Work item: Which lines have the string "title"? Copy all of them from the entries below.

Data records for software interfaces:
= Beginning of Section =

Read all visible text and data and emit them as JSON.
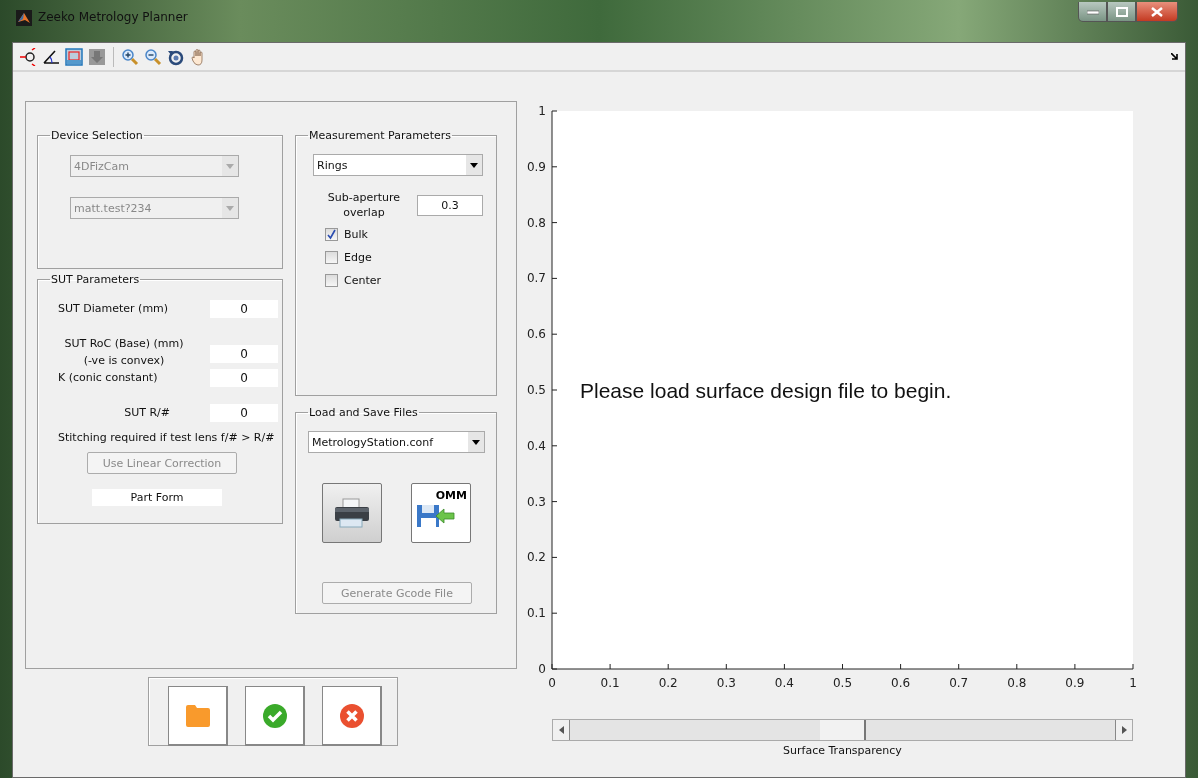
{
  "window": {
    "title": "Zeeko Metrology Planner"
  },
  "device_selection": {
    "title": "Device Selection",
    "dropdowns": [
      {
        "value": "4DFizCam",
        "disabled": true
      },
      {
        "value": "matt.test?234",
        "disabled": true
      }
    ]
  },
  "sut_parameters": {
    "title": "SUT Parameters",
    "fields": [
      {
        "label": "SUT Diameter (mm)",
        "value": "0"
      },
      {
        "label": "SUT RoC (Base) (mm)",
        "sublabel": "(-ve is convex)",
        "value": "0"
      },
      {
        "label": "K (conic constant)",
        "value": "0"
      },
      {
        "label": "SUT R/#",
        "value": "0"
      }
    ],
    "note": "Stitching required if test lens f/# > R/#",
    "correction_button": {
      "label": "Use Linear Correction",
      "disabled": true
    },
    "part_form": "Part Form"
  },
  "measurement_parameters": {
    "title": "Measurement Parameters",
    "mode": "Rings",
    "overlap_label": "Sub-aperture overlap",
    "overlap": "0.3",
    "checkboxes": [
      {
        "label": "Bulk",
        "checked": true
      },
      {
        "label": "Edge",
        "checked": false
      },
      {
        "label": "Center",
        "checked": false
      }
    ]
  },
  "load_save": {
    "title": "Load and Save Files",
    "file": "MetrologyStation.conf",
    "omm_label": "OMM",
    "gcode_button": {
      "label": "Generate Gcode File",
      "disabled": true
    }
  },
  "plot": {
    "message": "Please load surface design file to begin.",
    "chart_data": {
      "type": "line",
      "xlim": [
        0,
        1
      ],
      "ylim": [
        0,
        1
      ],
      "xticks": [
        0,
        0.1,
        0.2,
        0.3,
        0.4,
        0.5,
        0.6,
        0.7,
        0.8,
        0.9,
        1
      ],
      "yticks": [
        0,
        0.1,
        0.2,
        0.3,
        0.4,
        0.5,
        0.6,
        0.7,
        0.8,
        0.9,
        1
      ]
    }
  },
  "transparency": {
    "label": "Surface Transparency",
    "level": 0.5
  }
}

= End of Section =

Final answer:
    "title": "Zeeko Metrology Planner"
    "title": "Device Selection",
    "title": "SUT Parameters",
    "title": "Measurement Parameters",
    "title": "Load and Save Files",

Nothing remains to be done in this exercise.